Still, Brookshire Farms co-owner Shawn Callaway believes tree sales may continue to rise.
The farm, located at 4747 Los Osos Valley Rd. in San Luis Obispo, is one of a handful of locations selling real Christmas trees on the Central Coast.
Eight years have passed since the farm first began selling Christmas trees, shipped to San Luis Obispo County from their northwest Oregon tree farm. They began selling their several varieties of Christmas trees on Friday, Nov. 26, the day after Thanksgiving.
Friday’s and Sunday’s sale numbers broke all-time records at the farm.
“Friday was crazy,” Callaway told KSBY. “We actually sold 48 trees in 45 minutes.”
At Brookshire Farms, tree supply has not been an issue – yet.
“Check back in about two weeks,” Callaway said, describing Christmas tree “procrastinators” in San Luis Obispo County. “A lot of people wait till the last 10 to 15 days [before Christmas]. There will be some trees, but not what they want. It will be interesting to see what happens.”
Callaway expects to have tree inventory through Dec. 12 or 15, marking a shorter season than past years.
“There is a shortage. I can normally get trees through the 20th of December,” he said.
Callaway estimated that tree supplies across San Luis Obispo county are about 4,000 or 4,500 trees short of demand.
Part of that is due to a June heatwave that damaged a million and a half trees in Oregon and Washington. Additionally, some tree sellers on the Central Coast have closed their doors this year.
Santa Maria tree shoppers are no longer able to shop at the Christmas Tree Corner, whose owner retired last year after selling trees for decades on South Broadway.
Sunny Acres, a sober living facility on Los Osos Valley Rd. in San Luis Obispo, is not selling trees this year, they announced Nov. 17 on their Facebook page.
Brookshire Farms has raised most of their tree prices by about $10 across the board. Callaway says the big trees, describing those 10 feet tall or higher, went up $15 per tree.
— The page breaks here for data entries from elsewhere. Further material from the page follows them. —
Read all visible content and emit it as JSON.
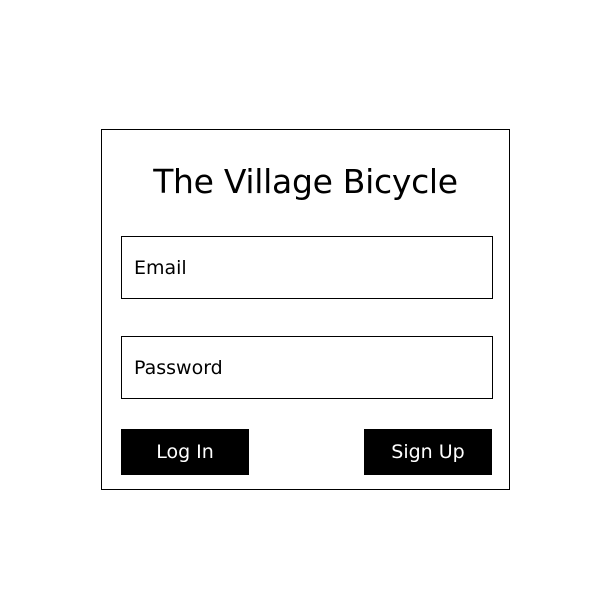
{
  "app": {
    "title": "The Village Bicycle"
  },
  "form": {
    "email_placeholder": "Email",
    "email_value": "",
    "password_placeholder": "Password",
    "password_value": "",
    "login_label": "Log In",
    "signup_label": "Sign Up"
  },
  "colors": {
    "background": "#ffffff",
    "border": "#000000",
    "button_bg": "#000000",
    "button_text": "#ffffff"
  }
}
Still, the raised prices aren’t making up for the cost increases the farm is seeing.
“Trucking is through the roof and very difficult to get,” Callaway said. “We factored for increased costs, and we factored poorly.”
Each truckload of trees costs up to $2,000 more to ship than it has in years past, Callaway says. The farm works hard to keep the cut trees, which travel via truck in refrigerated trailers, as fresh as possible.
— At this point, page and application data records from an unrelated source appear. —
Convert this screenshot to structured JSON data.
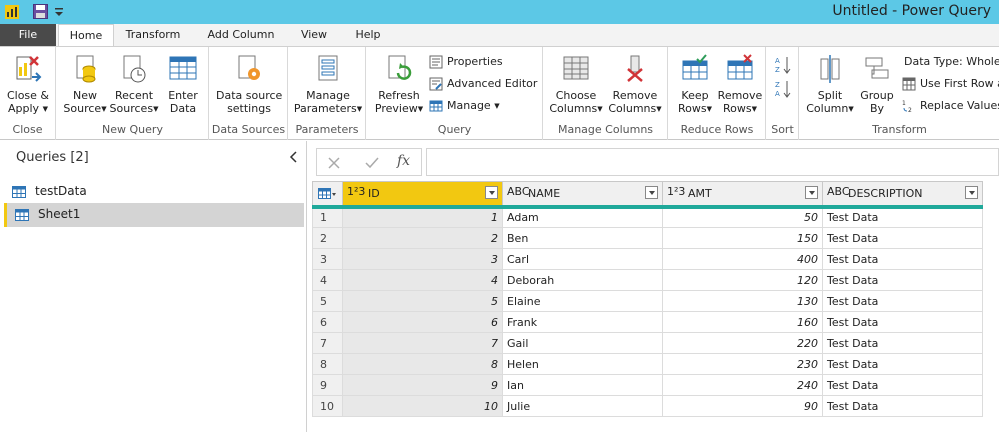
{
  "window": {
    "title": "Untitled - Power Query"
  },
  "tabs": [
    "File",
    "Home",
    "Transform",
    "Add Column",
    "View",
    "Help"
  ],
  "ribbon": {
    "groups": {
      "close": "Close",
      "new_query": "New Query",
      "data_sources": "Data Sources",
      "parameters": "Parameters",
      "query": "Query",
      "manage_columns": "Manage Columns",
      "reduce_rows": "Reduce Rows",
      "sort": "Sort",
      "transform": "Transform"
    },
    "buttons": {
      "close_apply_1": "Close &",
      "close_apply_2": "Apply",
      "new_source_1": "New",
      "new_source_2": "Source",
      "recent_sources_1": "Recent",
      "recent_sources_2": "Sources",
      "enter_data_1": "Enter",
      "enter_data_2": "Data",
      "ds_settings_1": "Data source",
      "ds_settings_2": "settings",
      "manage_params_1": "Manage",
      "manage_params_2": "Parameters",
      "refresh_1": "Refresh",
      "refresh_2": "Preview",
      "properties": "Properties",
      "advanced_editor": "Advanced Editor",
      "manage": "Manage",
      "choose_columns_1": "Choose",
      "choose_columns_2": "Columns",
      "remove_columns_1": "Remove",
      "remove_columns_2": "Columns",
      "keep_rows_1": "Keep",
      "keep_rows_2": "Rows",
      "remove_rows_1": "Remove",
      "remove_rows_2": "Rows",
      "split_column_1": "Split",
      "split_column_2": "Column",
      "group_by_1": "Group",
      "group_by_2": "By",
      "data_type": "Data Type: Whole N",
      "first_row": "Use First Row a",
      "replace_values": "Replace Values"
    }
  },
  "queries": {
    "header": "Queries [2]",
    "items": [
      "testData",
      "Sheet1"
    ],
    "selected": "Sheet1"
  },
  "formula": {
    "fx": "fx",
    "value": ""
  },
  "table": {
    "columns": [
      {
        "type": "1²3",
        "name": "ID"
      },
      {
        "type": "ABC",
        "name": "NAME"
      },
      {
        "type": "1²3",
        "name": "AMT"
      },
      {
        "type": "ABC",
        "name": "DESCRIPTION"
      }
    ],
    "rows": [
      [
        "1",
        "1",
        "Adam",
        "50",
        "Test Data"
      ],
      [
        "2",
        "2",
        "Ben",
        "150",
        "Test Data"
      ],
      [
        "3",
        "3",
        "Carl",
        "400",
        "Test Data"
      ],
      [
        "4",
        "4",
        "Deborah",
        "120",
        "Test Data"
      ],
      [
        "5",
        "5",
        "Elaine",
        "130",
        "Test Data"
      ],
      [
        "6",
        "6",
        "Frank",
        "160",
        "Test Data"
      ],
      [
        "7",
        "7",
        "Gail",
        "220",
        "Test Data"
      ],
      [
        "8",
        "8",
        "Helen",
        "230",
        "Test Data"
      ],
      [
        "9",
        "9",
        "Ian",
        "240",
        "Test Data"
      ],
      [
        "10",
        "10",
        "Julie",
        "90",
        "Test Data"
      ]
    ]
  },
  "colors": {
    "titlebar": "#5cc8e6",
    "accent_yellow": "#f2c811",
    "column_quality_bar": "#1fa99a"
  }
}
Heat is another factor crews at Brookshire Farms are dealing with.
“It’s 92 degrees here at the farm in Los Osos,” Callaway said on Tuesday afternoon. “Christmas trees don’t like the beating hot radiant sun.”
The farm is making adjustments to keep the trees cool and hydrated, which include shade shelters and rotating the trees’ direction throughout the day. At night, they cover the trees in burlap and black fabric and irrigate them.
Brookshire Farms is selling trees at their San Luis Obispo location and at the Paso Robles Fairgrounds parking lot.
Christmas trees are a business Callaway described as a gamble and a risk—a statement that 2021 has proved true.